◆ RECORDS SUPPLIED ◆
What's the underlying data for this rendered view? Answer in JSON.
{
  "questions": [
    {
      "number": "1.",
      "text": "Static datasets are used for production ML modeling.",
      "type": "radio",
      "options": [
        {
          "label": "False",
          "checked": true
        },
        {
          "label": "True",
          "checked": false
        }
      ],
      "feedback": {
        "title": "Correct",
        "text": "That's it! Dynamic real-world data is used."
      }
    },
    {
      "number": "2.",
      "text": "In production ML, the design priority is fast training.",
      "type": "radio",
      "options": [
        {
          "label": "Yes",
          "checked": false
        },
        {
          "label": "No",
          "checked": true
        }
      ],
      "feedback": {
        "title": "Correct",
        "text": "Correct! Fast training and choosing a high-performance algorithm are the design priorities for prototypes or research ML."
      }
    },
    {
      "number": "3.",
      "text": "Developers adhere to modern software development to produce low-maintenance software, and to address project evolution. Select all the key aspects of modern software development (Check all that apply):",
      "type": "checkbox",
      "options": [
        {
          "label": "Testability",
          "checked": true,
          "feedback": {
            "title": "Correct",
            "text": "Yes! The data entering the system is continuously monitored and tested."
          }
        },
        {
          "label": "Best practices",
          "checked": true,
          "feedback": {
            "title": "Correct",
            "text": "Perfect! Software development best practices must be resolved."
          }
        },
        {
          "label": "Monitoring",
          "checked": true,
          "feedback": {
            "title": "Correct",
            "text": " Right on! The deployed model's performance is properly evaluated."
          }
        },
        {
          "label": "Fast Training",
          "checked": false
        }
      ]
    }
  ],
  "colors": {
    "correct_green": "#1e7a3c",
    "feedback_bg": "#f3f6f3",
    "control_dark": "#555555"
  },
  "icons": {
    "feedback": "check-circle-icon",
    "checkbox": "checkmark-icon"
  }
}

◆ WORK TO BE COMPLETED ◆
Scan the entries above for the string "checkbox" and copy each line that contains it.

◆ TASK OUTPUT ◆
      "type": "checkbox",
    "checkbox": "checkmark-icon"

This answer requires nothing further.